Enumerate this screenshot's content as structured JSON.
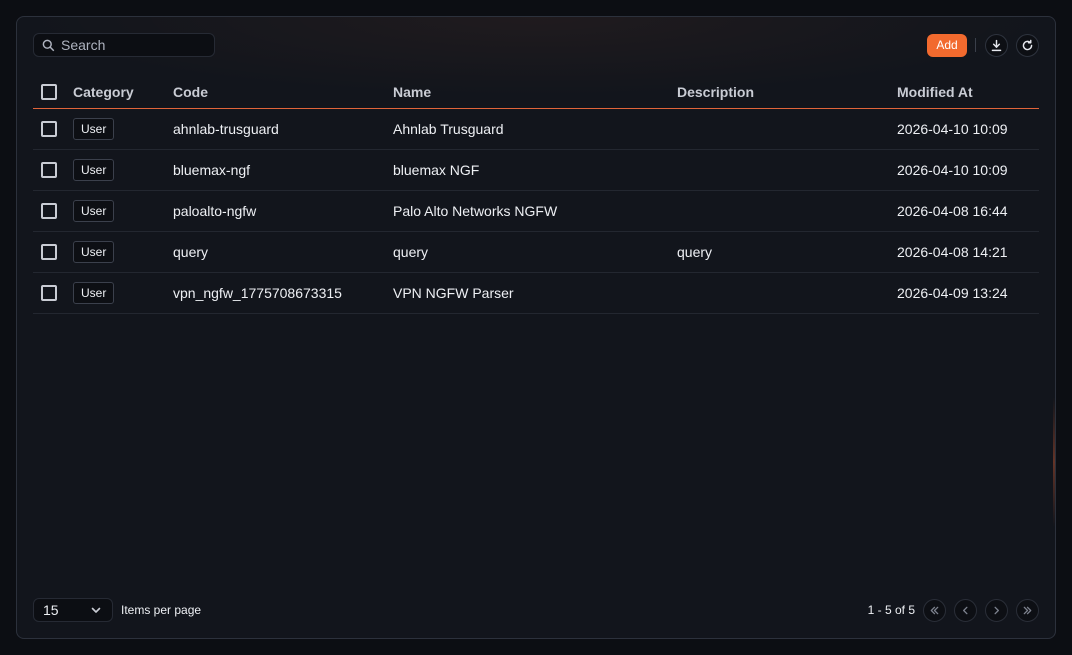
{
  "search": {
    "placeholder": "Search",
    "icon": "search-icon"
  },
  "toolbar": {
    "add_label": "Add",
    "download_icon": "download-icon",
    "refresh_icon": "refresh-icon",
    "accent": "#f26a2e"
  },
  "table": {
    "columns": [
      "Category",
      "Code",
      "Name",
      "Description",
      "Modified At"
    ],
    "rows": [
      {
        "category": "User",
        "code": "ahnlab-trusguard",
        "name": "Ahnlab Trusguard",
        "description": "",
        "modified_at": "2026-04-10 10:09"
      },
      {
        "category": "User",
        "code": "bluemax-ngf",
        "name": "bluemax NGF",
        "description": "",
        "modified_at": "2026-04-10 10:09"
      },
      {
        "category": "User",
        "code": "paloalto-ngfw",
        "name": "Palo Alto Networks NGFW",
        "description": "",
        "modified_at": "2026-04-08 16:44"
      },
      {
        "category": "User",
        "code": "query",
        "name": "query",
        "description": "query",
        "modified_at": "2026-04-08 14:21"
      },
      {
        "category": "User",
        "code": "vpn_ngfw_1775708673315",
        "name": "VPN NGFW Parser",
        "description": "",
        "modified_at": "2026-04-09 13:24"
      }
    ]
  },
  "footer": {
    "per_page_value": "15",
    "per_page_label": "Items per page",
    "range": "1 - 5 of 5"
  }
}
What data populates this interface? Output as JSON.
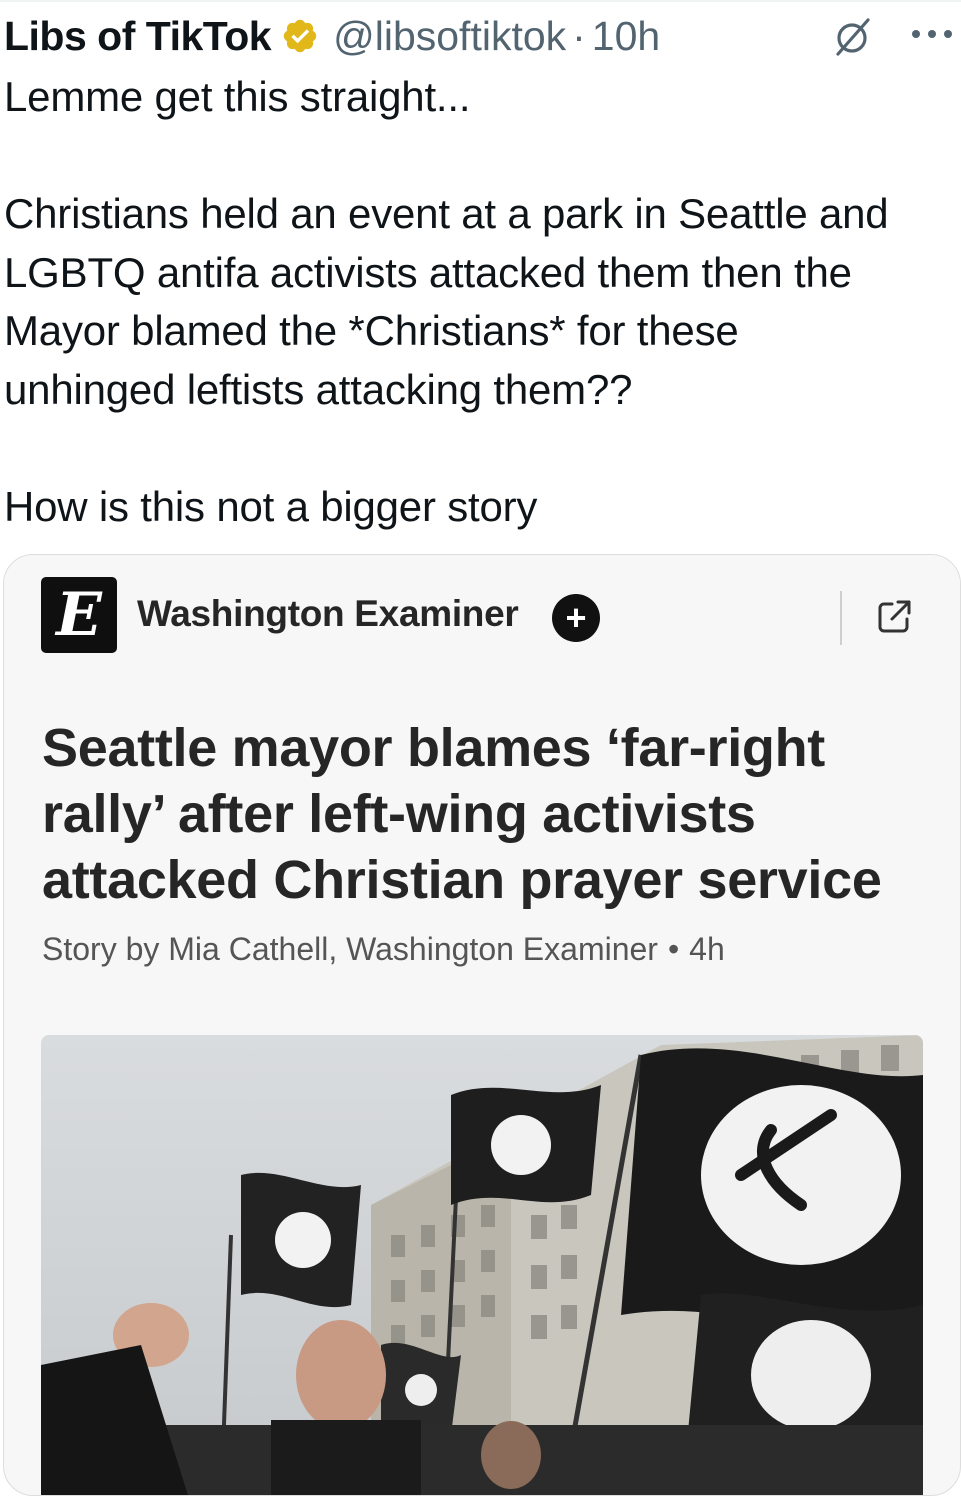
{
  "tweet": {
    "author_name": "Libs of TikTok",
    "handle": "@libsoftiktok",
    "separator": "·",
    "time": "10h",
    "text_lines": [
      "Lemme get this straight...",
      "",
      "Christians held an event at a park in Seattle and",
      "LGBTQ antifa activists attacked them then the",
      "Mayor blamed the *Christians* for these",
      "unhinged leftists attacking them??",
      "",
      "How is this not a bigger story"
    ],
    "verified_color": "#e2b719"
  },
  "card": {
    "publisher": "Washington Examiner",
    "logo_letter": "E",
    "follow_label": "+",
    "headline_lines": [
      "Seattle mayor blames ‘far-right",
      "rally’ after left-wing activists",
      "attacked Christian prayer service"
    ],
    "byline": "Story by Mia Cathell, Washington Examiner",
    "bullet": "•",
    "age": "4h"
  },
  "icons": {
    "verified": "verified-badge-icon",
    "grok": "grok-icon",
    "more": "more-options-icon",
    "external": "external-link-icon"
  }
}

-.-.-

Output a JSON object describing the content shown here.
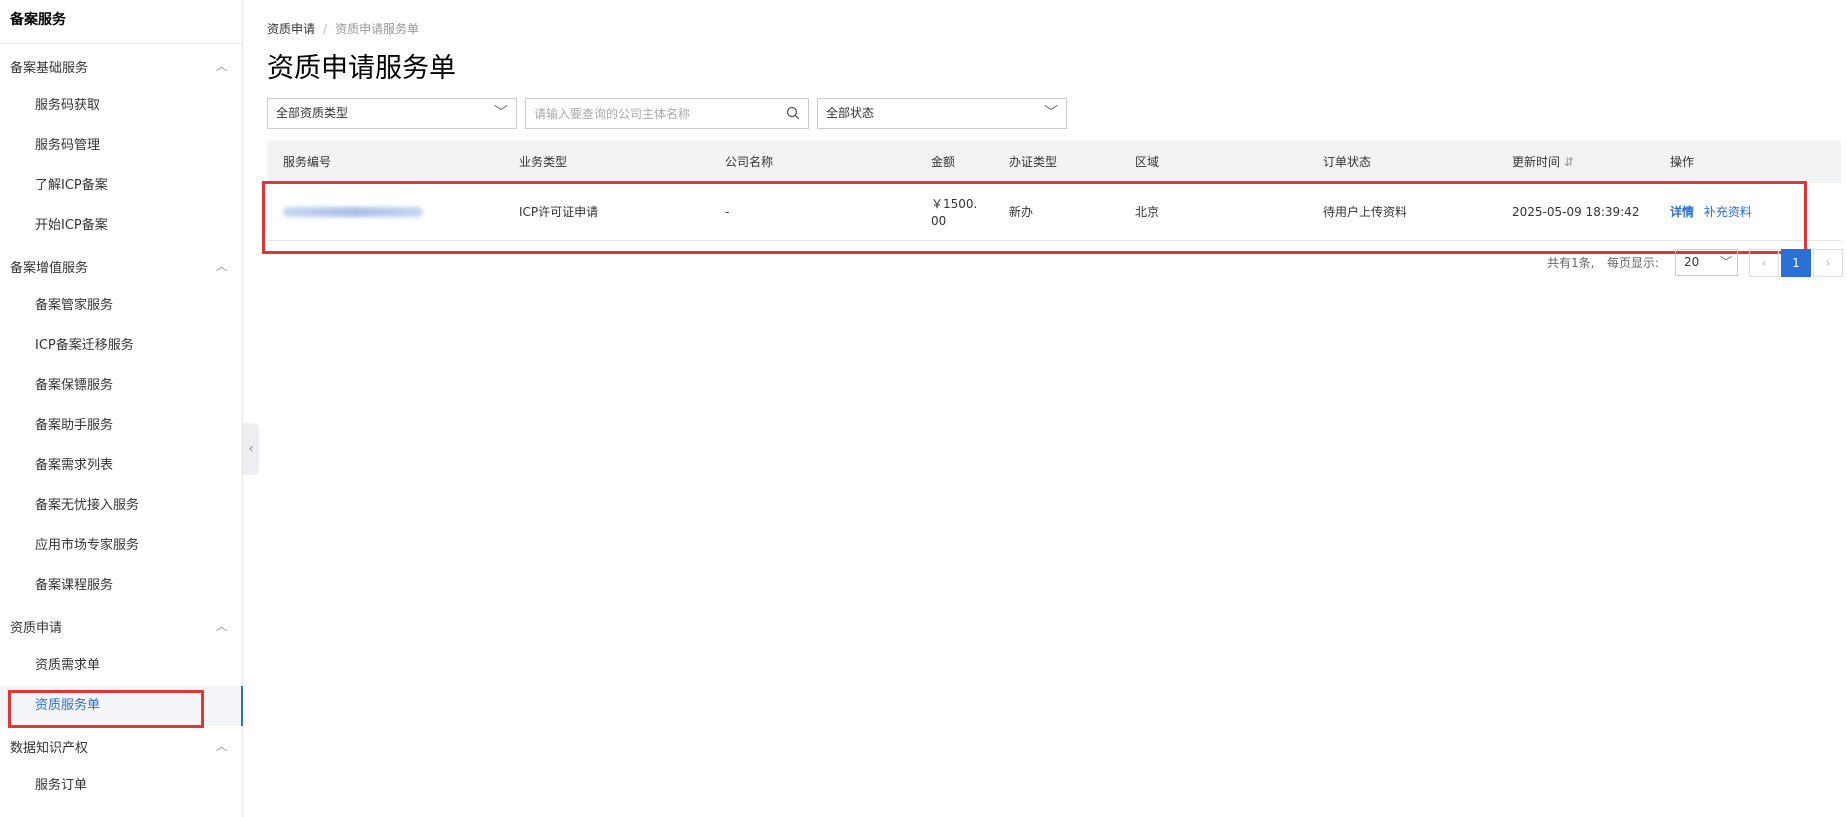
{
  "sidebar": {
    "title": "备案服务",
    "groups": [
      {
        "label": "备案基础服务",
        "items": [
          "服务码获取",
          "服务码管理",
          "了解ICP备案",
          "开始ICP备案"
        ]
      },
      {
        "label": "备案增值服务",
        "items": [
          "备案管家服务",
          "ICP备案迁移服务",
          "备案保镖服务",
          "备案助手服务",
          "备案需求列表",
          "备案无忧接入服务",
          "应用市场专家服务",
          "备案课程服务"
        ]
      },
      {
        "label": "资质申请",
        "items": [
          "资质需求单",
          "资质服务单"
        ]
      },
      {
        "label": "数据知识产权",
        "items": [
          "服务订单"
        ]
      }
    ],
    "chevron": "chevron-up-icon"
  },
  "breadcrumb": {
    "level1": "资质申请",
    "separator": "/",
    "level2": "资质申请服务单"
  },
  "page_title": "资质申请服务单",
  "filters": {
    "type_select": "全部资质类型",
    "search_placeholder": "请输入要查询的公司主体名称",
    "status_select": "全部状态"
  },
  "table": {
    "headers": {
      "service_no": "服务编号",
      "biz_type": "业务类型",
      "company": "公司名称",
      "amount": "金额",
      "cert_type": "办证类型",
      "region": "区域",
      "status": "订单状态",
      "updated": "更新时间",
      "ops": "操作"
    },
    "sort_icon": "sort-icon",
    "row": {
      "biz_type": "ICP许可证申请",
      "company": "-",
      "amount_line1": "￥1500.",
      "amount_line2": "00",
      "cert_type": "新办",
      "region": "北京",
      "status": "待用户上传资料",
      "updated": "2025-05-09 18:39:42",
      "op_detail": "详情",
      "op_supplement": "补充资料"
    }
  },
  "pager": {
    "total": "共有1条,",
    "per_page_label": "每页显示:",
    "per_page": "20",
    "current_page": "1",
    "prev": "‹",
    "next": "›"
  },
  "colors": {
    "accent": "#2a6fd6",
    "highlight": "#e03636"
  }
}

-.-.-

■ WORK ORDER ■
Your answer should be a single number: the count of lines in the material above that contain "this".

■ RESPONSE TO THE EXERCISE ■
4